__Problem to solve__. Print all of the data exactly.

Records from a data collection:
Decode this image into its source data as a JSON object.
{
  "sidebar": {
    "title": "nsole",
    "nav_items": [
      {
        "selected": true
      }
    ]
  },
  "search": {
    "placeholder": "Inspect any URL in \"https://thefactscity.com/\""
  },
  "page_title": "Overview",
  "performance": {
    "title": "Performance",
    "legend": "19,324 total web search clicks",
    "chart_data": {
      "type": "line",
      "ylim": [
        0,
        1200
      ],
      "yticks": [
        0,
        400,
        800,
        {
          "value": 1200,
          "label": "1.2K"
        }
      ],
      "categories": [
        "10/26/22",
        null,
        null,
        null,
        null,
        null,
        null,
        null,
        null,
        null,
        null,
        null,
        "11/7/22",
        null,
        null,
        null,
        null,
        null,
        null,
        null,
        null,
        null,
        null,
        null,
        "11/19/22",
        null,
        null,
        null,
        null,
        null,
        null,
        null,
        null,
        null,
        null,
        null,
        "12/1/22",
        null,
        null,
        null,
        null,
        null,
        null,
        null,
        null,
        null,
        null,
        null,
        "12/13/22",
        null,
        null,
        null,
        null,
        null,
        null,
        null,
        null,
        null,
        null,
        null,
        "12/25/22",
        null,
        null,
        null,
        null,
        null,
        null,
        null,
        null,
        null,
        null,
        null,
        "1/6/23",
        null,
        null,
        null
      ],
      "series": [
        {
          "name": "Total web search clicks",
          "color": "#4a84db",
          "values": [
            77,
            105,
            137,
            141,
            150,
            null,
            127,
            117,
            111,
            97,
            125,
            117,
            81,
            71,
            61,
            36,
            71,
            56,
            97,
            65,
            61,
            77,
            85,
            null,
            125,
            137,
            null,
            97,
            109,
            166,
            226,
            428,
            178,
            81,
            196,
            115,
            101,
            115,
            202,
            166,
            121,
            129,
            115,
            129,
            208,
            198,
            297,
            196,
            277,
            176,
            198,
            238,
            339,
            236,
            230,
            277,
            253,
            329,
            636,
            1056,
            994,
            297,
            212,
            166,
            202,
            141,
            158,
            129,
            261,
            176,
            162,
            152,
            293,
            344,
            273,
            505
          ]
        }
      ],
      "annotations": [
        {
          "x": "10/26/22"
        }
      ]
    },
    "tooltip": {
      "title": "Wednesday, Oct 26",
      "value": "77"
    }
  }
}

__Task answer__.
Decode this image into its source data as a JSON object.
{
  "sidebar": {
    "title": "nsole",
    "nav_items": [
      {
        "selected": true
      }
    ]
  },
  "search": {
    "placeholder": "Inspect any URL in \"https://thefactscity.com/\""
  },
  "page_title": "Overview",
  "performance": {
    "title": "Performance",
    "legend": "19,324 total web search clicks",
    "chart_data": {
      "type": "line",
      "ylim": [
        0,
        1200
      ],
      "yticks": [
        0,
        400,
        800,
        {
          "value": 1200,
          "label": "1.2K"
        }
      ],
      "categories": [
        "10/26/22",
        null,
        null,
        null,
        null,
        null,
        null,
        null,
        null,
        null,
        null,
        null,
        "11/7/22",
        null,
        null,
        null,
        null,
        null,
        null,
        null,
        null,
        null,
        null,
        null,
        "11/19/22",
        null,
        null,
        null,
        null,
        null,
        null,
        null,
        null,
        null,
        null,
        null,
        "12/1/22",
        null,
        null,
        null,
        null,
        null,
        null,
        null,
        null,
        null,
        null,
        null,
        "12/13/22",
        null,
        null,
        null,
        null,
        null,
        null,
        null,
        null,
        null,
        null,
        null,
        "12/25/22",
        null,
        null,
        null,
        null,
        null,
        null,
        null,
        null,
        null,
        null,
        null,
        "1/6/23",
        null,
        null,
        null
      ],
      "series": [
        {
          "name": "Total web search clicks",
          "color": "#4a84db",
          "values": [
            77,
            105,
            137,
            141,
            150,
            null,
            127,
            117,
            111,
            97,
            125,
            117,
            81,
            71,
            61,
            36,
            71,
            56,
            97,
            65,
            61,
            77,
            85,
            null,
            125,
            137,
            null,
            97,
            109,
            166,
            226,
            428,
            178,
            81,
            196,
            115,
            101,
            115,
            202,
            166,
            121,
            129,
            115,
            129,
            208,
            198,
            297,
            196,
            277,
            176,
            198,
            238,
            339,
            236,
            230,
            277,
            253,
            329,
            636,
            1056,
            994,
            297,
            212,
            166,
            202,
            141,
            158,
            129,
            261,
            176,
            162,
            152,
            293,
            344,
            273,
            505
          ]
        }
      ],
      "annotations": [
        {
          "x": "10/26/22"
        }
      ]
    },
    "tooltip": {
      "title": "Wednesday, Oct 26",
      "value": "77"
    }
  }
}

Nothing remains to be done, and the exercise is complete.